Private James Dowds

 

 

James Dowds was born on 9 October 1893 at 61 Marlboro Park, Londonderry, the first of three children of carpenter James Dowds and his wife Violet (née Marshall). By the time of the 1911 Census he was living at 65 Creggan Road, Londonderry, with his parents, siblings, two aunts and a cousin, and working as a shirt-cutter.

Dowds enlisted in the 6th (Inniskilling) Dragoons between 23 and 31 October 1914 (No.UD/81). He trained at Enniskillen before embarking for France with his squadron on 6 October 1915.

The 6th (Inniskilling) Dragoons Service Squadron served as divisional cavalry to the 36th (Ulster) Division until June 1916, when it was brought together with B and C Squadrons of the North Irish Horse to form the 2nd North Irish Horse Regiment, serving as corps cavalry to X Corps until September 1917, when the regiment was disbanded and its men transferred to the infantry. Most, including Dowds, were transferred on 20 September and posted to the 9th (Service) Battalion – renamed the 9th (North Irish Horse) Battalion – joining it in the field at Ruyaulcourt five days later. Dowds was issued regimental number 41551 and posted to D Company.

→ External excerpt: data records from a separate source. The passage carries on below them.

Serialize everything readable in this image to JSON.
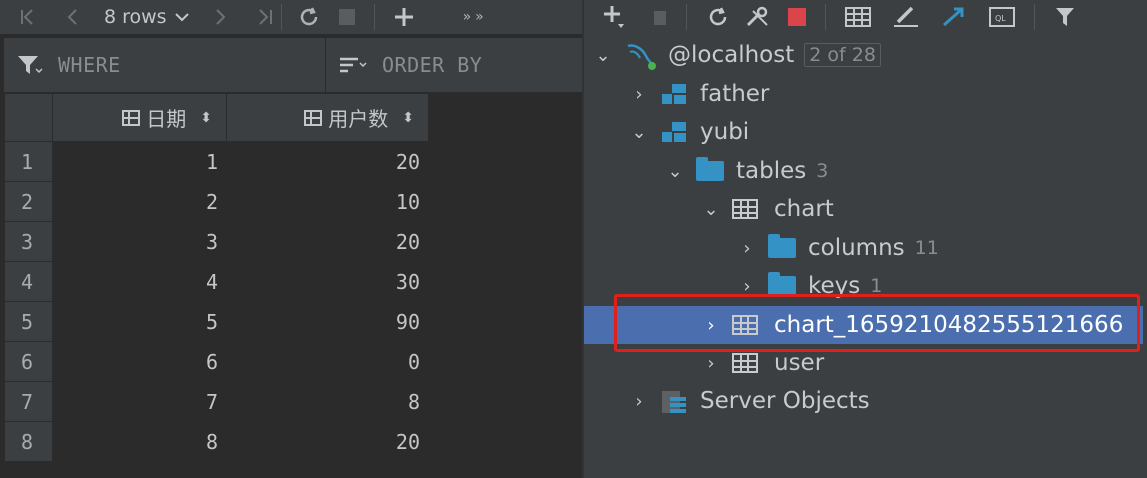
{
  "left_toolbar": {
    "rows_label": "8 rows"
  },
  "filter": {
    "where_label": "WHERE",
    "order_label": "ORDER BY"
  },
  "grid": {
    "columns": [
      "日期",
      "用户数"
    ],
    "rows": [
      {
        "num": "1",
        "a": "1",
        "b": "20"
      },
      {
        "num": "2",
        "a": "2",
        "b": "10"
      },
      {
        "num": "3",
        "a": "3",
        "b": "20"
      },
      {
        "num": "4",
        "a": "4",
        "b": "30"
      },
      {
        "num": "5",
        "a": "5",
        "b": "90"
      },
      {
        "num": "6",
        "a": "6",
        "b": "0"
      },
      {
        "num": "7",
        "a": "7",
        "b": "8"
      },
      {
        "num": "8",
        "a": "8",
        "b": "20"
      }
    ]
  },
  "tree": {
    "host": {
      "label": "@localhost",
      "badge": "2 of 28"
    },
    "father": {
      "label": "father"
    },
    "yubi": {
      "label": "yubi"
    },
    "tables": {
      "label": "tables",
      "count": "3"
    },
    "chart": {
      "label": "chart"
    },
    "columns": {
      "label": "columns",
      "count": "11"
    },
    "keys": {
      "label": "keys",
      "count": "1"
    },
    "chart_table": {
      "label": "chart_1659210482555121666"
    },
    "user": {
      "label": "user"
    },
    "server_objects": {
      "label": "Server Objects"
    }
  },
  "colors": {
    "selection": "#4b6eaf",
    "highlight_box": "#e0201b",
    "folder": "#3592c4"
  }
}
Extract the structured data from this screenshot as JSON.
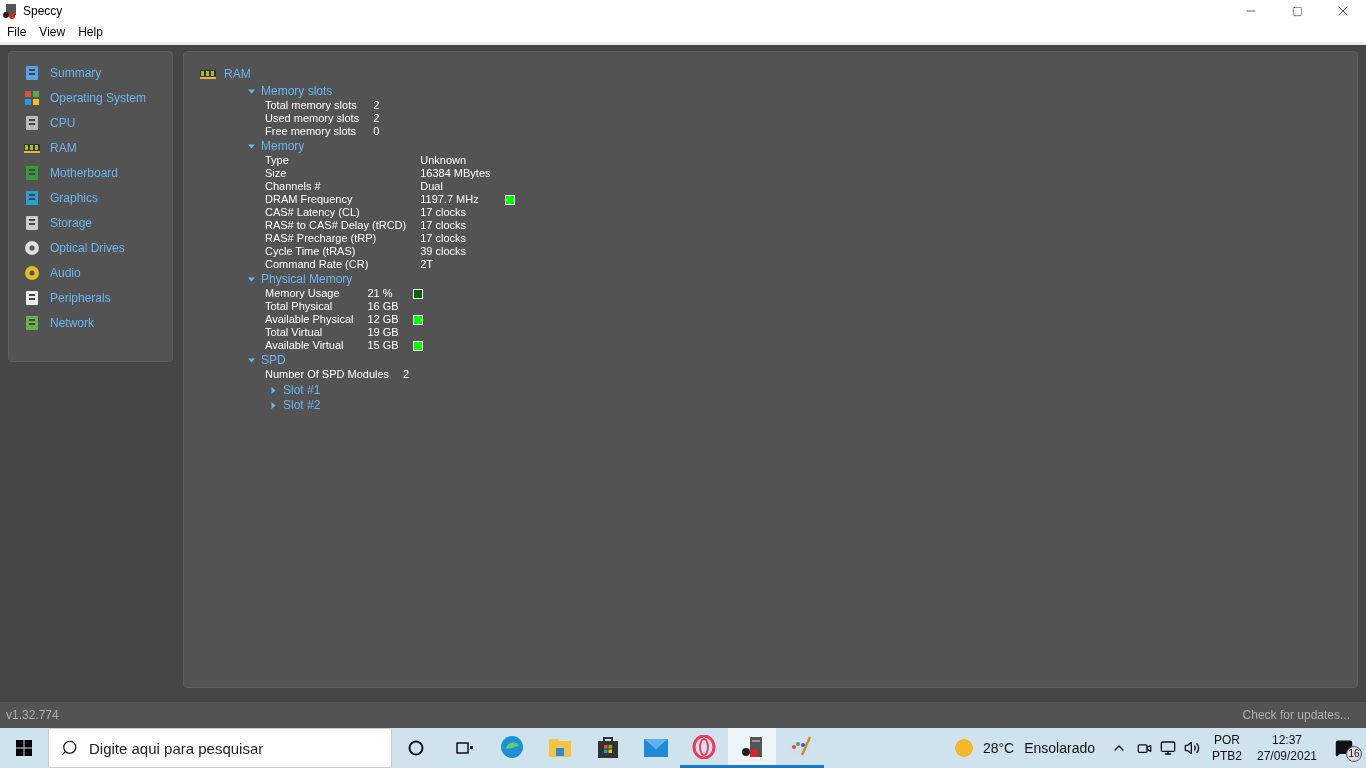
{
  "window": {
    "title": "Speccy"
  },
  "menu": [
    "File",
    "View",
    "Help"
  ],
  "sidebar": {
    "items": [
      {
        "label": "Summary"
      },
      {
        "label": "Operating System"
      },
      {
        "label": "CPU"
      },
      {
        "label": "RAM"
      },
      {
        "label": "Motherboard"
      },
      {
        "label": "Graphics"
      },
      {
        "label": "Storage"
      },
      {
        "label": "Optical Drives"
      },
      {
        "label": "Audio"
      },
      {
        "label": "Peripherals"
      },
      {
        "label": "Network"
      }
    ]
  },
  "content": {
    "title": "RAM",
    "sections": [
      {
        "title": "Memory slots",
        "expanded": true,
        "rows": [
          {
            "label": "Total memory slots",
            "value": "2"
          },
          {
            "label": "Used memory slots",
            "value": "2"
          },
          {
            "label": "Free memory slots",
            "value": "0"
          }
        ]
      },
      {
        "title": "Memory",
        "expanded": true,
        "rows": [
          {
            "label": "Type",
            "value": "Unknown"
          },
          {
            "label": "Size",
            "value": "16384 MBytes"
          },
          {
            "label": "Channels #",
            "value": "Dual"
          },
          {
            "label": "DRAM Frequency",
            "value": "1197.7 MHz",
            "color": "#00ff00"
          },
          {
            "label": "CAS# Latency (CL)",
            "value": "17 clocks"
          },
          {
            "label": "RAS# to CAS# Delay (tRCD)",
            "value": "17 clocks"
          },
          {
            "label": "RAS# Precharge (tRP)",
            "value": "17 clocks"
          },
          {
            "label": "Cycle Time (tRAS)",
            "value": "39 clocks"
          },
          {
            "label": "Command Rate (CR)",
            "value": "2T"
          }
        ]
      },
      {
        "title": "Physical Memory",
        "expanded": true,
        "rows": [
          {
            "label": "Memory Usage",
            "value": "21 %",
            "color": "#006400"
          },
          {
            "label": "Total Physical",
            "value": "16 GB"
          },
          {
            "label": "Available Physical",
            "value": "12 GB",
            "color": "#00ff00"
          },
          {
            "label": "Total Virtual",
            "value": "19 GB"
          },
          {
            "label": "Available Virtual",
            "value": "15 GB",
            "color": "#00ff00"
          }
        ]
      },
      {
        "title": "SPD",
        "expanded": true,
        "rows": [
          {
            "label": "Number Of SPD Modules",
            "value": "2"
          }
        ],
        "children": [
          {
            "title": "Slot #1",
            "expanded": false
          },
          {
            "title": "Slot #2",
            "expanded": false
          }
        ]
      }
    ]
  },
  "status_bar": {
    "version": "v1.32.774",
    "link": "Check for updates..."
  },
  "taskbar": {
    "search": {
      "placeholder": "Digite aqui para pesquisar"
    },
    "apps": [
      {
        "running": false,
        "focused": false
      },
      {
        "running": false,
        "focused": false
      },
      {
        "running": false,
        "focused": false
      },
      {
        "running": false,
        "focused": false
      },
      {
        "running": true,
        "focused": false
      },
      {
        "running": true,
        "focused": true
      },
      {
        "running": true,
        "focused": false
      }
    ],
    "weather": {
      "temp": "28°C",
      "text": "Ensolarado"
    },
    "lang": [
      "POR",
      "PTB2"
    ],
    "time": "12:37",
    "date": "27/09/2021",
    "notifications": "16"
  }
}
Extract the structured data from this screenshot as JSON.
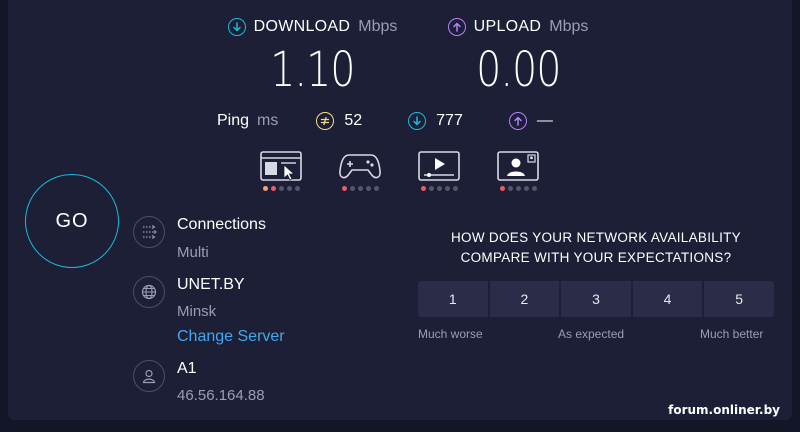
{
  "download": {
    "label": "DOWNLOAD",
    "unit": "Mbps",
    "value": "1.10"
  },
  "upload": {
    "label": "UPLOAD",
    "unit": "Mbps",
    "value": "0.00"
  },
  "ping": {
    "label": "Ping",
    "unit": "ms",
    "idle": "52",
    "download": "777",
    "upload": "—"
  },
  "apps": [
    {
      "icon": "web-browsing-icon",
      "rating": 2
    },
    {
      "icon": "gaming-icon",
      "rating": 1
    },
    {
      "icon": "video-streaming-icon",
      "rating": 1
    },
    {
      "icon": "video-chat-icon",
      "rating": 1
    }
  ],
  "go_label": "GO",
  "connections": {
    "title": "Connections",
    "value": "Multi"
  },
  "server": {
    "name": "UNET.BY",
    "location": "Minsk",
    "change_label": "Change Server"
  },
  "provider": {
    "name": "A1",
    "ip": "46.56.164.88"
  },
  "survey": {
    "question_line1": "HOW DOES YOUR NETWORK AVAILABILITY",
    "question_line2": "COMPARE WITH YOUR EXPECTATIONS?",
    "options": [
      "1",
      "2",
      "3",
      "4",
      "5"
    ],
    "low_label": "Much worse",
    "mid_label": "As expected",
    "high_label": "Much better"
  },
  "watermark": "forum.onliner.by",
  "colors": {
    "background": "#141526",
    "panel": "#1d1f36",
    "download_accent": "#1bbbd6",
    "upload_accent": "#b681ff",
    "ping_accent": "#f4e07a",
    "link": "#3fa9f0",
    "dot_active": "#ef5b64",
    "dot_partial": "#f4a07a"
  }
}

He probably saw action with the battalion at the Battle of Cambrai in November and December 1917.

Dowds was one of the many posted as missing following the 9th (NIH) Battalion's fighting withdrawal from St Quentin from 21 to 28 March 1918 during the German spring offensive. It was later learned that he had been captured, unwounded, on 27 March at Erches, near Roye, when much of the battalion had been overwhelmed by the fast-moving German advance. He remained a prisoner until the end of the war, held at the Friedrichsfeld camp in Germany.

Following his repatriation, on 23 May 1919 Dowds was demobilised and transferred to Class Z, Army Reserve. He returned to Londonderry, but emigrated to Canada the following year.

 

My thanks to Blair Masschelein for making available the image of Private Dowds.